Lowell: We did a lot of that with our producers. They were really insular about stuff like that.
Chrisanta Baker: Chris always played videos of trains in Norway.
Lowell: I went through line by line of the lyrics before we even put a pick on the guitar. That made a huge difference because I really knew what the story was and why I was saying something and why the band had to sound a certain way. In the beginning, you’re like what the f*** are we doing? But it all adds up in the end.
CT: In signing with Columbia, you’ve mentioned that being on the label gave you a significant amount of time to experiment and to develop your sound. This is contrary to what I think a lot of people would say, the belief being that labels tend to stifle creativity. What made your experience so different?
Lowell: We were pretty clear about what we were. They knew what they were getting themselves into. And the only reason we signed was because we felt like they got it. They trusted us to give them something, and they knew we were taking our time because we wanted to make it great, so that they could do their job in the best way possible. We weren’t making a weird record for the sake of a weird record. We were chasing what we really wanted the band to be and they stuck with that. And it continues to be a really good relationship.
But, yeah labels have a really bad rap, and, in some cases, I’m sure that’s really fair.
CT: A big part of it seems to be finding that right person at a label, or that person finding the right artist.
Lowell: When you get into the right relationship with that person, everyone else rallies around that person and why they’re working with you as an artist. The square peg, round hole thing happens at labels all the time. With us, they kind of really just got it, and it continues to blow our minds.
CT: I want to look at “Loveless” and dig into a few lines in that track. First, there’s “What I was isn’t what I want now.”
Lowell: People love that line, and it’s just a reflection line. I think it’s because it’s a little bit emo. When I wrote that line, it was, you can always look into your rearview mirror, but you’ve got to move forward. My past isn’t who I am now.
CT: How about “No relief in silhouettes”?
Lowell: It’s a little bit vague, but there’s an untouchable quality of the whole song and I think that lyric, in particular, was how you can’t chase stuff that you don’t know about, you just have to go for it. The main purpose of the whole song and the chorus is an uplift, and it’s a bit like you don’t know where you’re going. It feels like that in the music too.
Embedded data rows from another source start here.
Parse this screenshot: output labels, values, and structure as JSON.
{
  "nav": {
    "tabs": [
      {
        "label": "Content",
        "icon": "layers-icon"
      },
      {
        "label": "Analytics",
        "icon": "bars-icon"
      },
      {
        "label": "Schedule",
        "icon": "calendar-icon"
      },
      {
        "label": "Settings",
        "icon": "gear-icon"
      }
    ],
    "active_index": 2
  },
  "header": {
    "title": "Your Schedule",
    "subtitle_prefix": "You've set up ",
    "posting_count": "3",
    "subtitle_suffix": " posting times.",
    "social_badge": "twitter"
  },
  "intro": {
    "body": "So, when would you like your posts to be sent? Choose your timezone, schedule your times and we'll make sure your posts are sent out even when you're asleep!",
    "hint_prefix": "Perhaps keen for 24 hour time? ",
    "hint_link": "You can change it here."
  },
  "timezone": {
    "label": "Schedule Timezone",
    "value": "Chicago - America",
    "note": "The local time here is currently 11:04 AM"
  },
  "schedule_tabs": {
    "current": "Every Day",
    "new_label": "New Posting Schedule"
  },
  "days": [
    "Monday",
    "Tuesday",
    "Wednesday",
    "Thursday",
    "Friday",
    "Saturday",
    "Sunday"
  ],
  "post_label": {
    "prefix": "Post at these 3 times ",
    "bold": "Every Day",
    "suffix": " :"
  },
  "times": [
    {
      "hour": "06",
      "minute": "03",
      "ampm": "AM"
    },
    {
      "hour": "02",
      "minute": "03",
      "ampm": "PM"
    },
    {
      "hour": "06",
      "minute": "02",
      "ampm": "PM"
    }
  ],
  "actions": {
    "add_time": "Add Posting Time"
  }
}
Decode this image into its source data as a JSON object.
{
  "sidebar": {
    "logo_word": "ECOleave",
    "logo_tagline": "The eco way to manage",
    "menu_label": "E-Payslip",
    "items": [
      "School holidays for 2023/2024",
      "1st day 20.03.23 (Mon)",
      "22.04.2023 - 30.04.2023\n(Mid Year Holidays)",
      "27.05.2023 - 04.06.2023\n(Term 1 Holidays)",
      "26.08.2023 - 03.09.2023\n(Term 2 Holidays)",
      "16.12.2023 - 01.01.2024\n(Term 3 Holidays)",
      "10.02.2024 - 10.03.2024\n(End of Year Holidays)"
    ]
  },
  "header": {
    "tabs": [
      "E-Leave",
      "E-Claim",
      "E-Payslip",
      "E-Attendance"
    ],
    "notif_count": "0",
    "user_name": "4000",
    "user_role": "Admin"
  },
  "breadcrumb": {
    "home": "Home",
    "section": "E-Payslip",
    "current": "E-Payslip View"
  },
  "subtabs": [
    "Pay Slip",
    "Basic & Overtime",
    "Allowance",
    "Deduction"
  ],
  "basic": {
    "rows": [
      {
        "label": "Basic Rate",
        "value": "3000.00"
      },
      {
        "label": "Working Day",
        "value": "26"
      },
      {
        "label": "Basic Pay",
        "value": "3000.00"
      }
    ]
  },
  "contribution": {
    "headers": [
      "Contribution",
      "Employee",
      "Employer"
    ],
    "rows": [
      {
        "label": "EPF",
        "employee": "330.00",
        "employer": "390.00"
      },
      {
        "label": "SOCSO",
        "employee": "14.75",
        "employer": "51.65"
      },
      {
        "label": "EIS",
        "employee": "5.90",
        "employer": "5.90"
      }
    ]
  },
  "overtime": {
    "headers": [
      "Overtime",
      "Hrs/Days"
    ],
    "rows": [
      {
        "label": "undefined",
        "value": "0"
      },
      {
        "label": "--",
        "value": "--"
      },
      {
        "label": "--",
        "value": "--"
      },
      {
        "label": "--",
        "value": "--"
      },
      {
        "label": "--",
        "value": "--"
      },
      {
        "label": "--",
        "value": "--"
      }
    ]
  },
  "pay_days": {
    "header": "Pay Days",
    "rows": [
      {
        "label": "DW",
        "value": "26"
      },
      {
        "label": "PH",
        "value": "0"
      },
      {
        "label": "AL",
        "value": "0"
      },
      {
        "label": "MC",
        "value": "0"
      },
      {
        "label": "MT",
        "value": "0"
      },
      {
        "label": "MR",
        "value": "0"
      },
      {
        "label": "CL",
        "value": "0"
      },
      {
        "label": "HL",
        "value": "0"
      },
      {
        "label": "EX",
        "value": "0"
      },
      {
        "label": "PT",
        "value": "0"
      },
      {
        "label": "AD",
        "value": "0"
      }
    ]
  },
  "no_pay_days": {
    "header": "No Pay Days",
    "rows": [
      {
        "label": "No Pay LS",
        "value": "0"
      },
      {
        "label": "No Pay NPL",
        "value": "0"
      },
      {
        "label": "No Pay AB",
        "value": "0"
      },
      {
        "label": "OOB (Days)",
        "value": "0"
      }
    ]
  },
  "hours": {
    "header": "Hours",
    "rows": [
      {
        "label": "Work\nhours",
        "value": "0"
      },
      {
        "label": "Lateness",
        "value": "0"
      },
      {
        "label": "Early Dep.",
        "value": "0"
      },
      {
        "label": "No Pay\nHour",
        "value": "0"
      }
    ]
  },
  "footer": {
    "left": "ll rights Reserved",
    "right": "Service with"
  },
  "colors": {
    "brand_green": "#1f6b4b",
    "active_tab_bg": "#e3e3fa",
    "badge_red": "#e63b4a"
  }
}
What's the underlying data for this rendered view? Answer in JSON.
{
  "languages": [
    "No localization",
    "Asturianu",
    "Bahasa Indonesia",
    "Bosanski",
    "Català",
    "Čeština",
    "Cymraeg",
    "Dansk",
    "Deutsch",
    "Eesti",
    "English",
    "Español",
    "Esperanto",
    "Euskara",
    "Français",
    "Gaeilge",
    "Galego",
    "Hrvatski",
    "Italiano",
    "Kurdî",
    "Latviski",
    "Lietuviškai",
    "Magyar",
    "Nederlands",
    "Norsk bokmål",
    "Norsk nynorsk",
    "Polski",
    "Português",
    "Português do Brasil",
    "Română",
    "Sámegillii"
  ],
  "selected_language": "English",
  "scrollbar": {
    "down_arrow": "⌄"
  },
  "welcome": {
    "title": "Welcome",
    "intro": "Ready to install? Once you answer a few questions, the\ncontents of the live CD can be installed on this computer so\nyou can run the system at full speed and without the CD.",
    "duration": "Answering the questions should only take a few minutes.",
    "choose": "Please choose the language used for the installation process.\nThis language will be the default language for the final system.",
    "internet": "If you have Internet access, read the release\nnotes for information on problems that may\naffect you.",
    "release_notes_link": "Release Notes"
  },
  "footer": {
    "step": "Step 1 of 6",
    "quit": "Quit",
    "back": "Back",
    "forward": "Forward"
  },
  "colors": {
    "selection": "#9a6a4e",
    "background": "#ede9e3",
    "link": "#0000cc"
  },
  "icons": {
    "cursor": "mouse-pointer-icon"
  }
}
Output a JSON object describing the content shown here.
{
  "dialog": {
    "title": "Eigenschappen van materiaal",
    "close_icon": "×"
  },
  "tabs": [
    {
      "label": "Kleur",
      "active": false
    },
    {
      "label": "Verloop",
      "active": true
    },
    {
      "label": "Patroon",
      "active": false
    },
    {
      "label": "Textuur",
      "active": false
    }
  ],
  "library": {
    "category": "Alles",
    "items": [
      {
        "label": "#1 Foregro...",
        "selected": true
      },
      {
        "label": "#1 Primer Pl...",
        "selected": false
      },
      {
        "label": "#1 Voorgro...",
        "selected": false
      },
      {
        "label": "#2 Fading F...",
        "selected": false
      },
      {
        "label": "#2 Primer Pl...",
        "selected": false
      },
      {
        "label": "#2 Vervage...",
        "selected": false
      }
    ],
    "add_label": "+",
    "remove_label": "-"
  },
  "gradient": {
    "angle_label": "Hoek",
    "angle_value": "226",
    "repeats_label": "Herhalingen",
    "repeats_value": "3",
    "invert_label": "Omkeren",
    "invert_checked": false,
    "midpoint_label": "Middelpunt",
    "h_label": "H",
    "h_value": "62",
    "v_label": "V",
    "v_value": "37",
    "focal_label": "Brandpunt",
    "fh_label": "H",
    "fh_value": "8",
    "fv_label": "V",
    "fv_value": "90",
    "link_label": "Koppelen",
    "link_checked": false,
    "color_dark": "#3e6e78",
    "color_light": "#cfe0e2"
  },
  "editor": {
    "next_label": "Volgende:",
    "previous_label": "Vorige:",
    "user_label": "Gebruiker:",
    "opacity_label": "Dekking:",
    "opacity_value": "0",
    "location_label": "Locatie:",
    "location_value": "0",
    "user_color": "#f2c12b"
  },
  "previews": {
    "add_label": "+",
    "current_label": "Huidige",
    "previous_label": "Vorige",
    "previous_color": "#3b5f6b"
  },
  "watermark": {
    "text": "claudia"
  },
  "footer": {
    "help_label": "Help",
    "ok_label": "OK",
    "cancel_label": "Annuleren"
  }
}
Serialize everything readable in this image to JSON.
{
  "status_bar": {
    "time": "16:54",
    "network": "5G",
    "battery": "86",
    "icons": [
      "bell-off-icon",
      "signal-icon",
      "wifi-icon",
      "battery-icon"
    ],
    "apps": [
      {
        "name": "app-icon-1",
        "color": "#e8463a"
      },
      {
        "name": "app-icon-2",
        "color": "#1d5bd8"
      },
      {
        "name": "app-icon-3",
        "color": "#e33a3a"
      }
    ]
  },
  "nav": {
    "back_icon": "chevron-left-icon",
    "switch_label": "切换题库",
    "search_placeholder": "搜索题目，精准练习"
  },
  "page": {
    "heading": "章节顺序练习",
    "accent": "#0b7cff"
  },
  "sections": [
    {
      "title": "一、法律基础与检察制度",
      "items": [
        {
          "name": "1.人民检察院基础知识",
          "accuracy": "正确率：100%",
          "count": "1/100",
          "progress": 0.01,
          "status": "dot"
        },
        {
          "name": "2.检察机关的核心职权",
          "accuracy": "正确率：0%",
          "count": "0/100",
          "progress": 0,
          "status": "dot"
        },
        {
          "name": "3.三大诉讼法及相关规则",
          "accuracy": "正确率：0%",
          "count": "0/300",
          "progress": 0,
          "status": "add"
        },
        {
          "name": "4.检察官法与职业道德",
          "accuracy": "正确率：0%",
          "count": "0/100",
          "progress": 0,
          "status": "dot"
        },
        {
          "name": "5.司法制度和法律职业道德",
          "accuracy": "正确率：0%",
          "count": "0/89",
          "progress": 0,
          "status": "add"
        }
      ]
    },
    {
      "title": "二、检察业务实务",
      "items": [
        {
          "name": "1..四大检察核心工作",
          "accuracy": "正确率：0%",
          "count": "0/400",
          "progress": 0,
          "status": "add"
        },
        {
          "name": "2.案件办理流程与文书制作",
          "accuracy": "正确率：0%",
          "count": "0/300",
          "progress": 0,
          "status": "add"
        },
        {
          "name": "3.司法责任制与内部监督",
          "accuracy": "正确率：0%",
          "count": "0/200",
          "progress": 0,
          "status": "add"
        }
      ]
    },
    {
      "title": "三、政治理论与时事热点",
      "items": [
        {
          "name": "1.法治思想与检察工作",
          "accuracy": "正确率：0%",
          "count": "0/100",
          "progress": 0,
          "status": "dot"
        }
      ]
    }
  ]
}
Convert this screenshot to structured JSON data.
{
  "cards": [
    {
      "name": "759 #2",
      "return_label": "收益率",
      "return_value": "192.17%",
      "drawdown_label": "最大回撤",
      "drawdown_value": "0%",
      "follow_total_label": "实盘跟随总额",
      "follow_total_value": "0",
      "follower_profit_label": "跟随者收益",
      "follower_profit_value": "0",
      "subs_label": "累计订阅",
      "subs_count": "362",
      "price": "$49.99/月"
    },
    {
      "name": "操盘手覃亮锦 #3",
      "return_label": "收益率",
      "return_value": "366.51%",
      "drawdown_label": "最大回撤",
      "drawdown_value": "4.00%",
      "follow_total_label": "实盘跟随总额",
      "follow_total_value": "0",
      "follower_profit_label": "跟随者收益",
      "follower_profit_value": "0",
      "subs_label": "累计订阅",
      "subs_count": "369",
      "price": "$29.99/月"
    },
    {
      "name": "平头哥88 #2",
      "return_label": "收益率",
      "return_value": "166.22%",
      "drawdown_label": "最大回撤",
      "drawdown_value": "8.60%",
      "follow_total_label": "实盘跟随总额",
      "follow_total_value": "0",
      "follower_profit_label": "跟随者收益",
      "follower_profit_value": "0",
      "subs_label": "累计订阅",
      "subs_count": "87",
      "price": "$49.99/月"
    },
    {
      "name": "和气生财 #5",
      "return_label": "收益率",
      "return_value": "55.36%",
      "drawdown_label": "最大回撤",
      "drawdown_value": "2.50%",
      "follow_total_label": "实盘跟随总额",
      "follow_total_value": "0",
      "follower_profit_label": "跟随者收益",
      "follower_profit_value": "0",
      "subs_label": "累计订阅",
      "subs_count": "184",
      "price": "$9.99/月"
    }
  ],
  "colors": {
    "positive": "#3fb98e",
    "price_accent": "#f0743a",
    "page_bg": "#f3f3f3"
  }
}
CT: In effect, Matt, you are the main songwriter, but it certainly seems like you all have established a collaborative environment. How does the songwriting process work out between the three of you?
Lowell: It’s a weird one really because it’s not like we get into a garage and f****** jam for a couple hours. I think we do that when we are stuck on a moment of a song, but a lot of times I will come with a song, and it’s like I don’t know, there’s no guitar parts here, just some chords and some melodies. Then Sam will write something and Crisanta will write a bass line. And sometimes that stuff is done alone. It’s kind of all over the map, but I don’t want to keep systems of how we make albums.
CT: What were some of the weirder techniques and items used during the recording of the album?
Baker: Sam was on the concrete floor with metal brushes. [We used] change (money).
Lowell: Watching Chris doing tape loops, because he likes to write tape loop parts. I don’t know how he does it.
CT: What — and when — can we expect to hear on the full album? Will it keep in line with the lush, melancholic sound of “Loveless” or throw out some curveballs?
Lowell: When, I don’t know. Maybe in the fall, I hope. Coming to the shows has been really interesting. People have been coming up to us after and saying, “I thought you were going to be that, but you weren’t that at all.” That’s cool. We’re really into that. It’s a story, the record, and it reads like that and feels like that, I hope. I think “Loveless” was the template, but I think people are going to be bit shocked by some songs.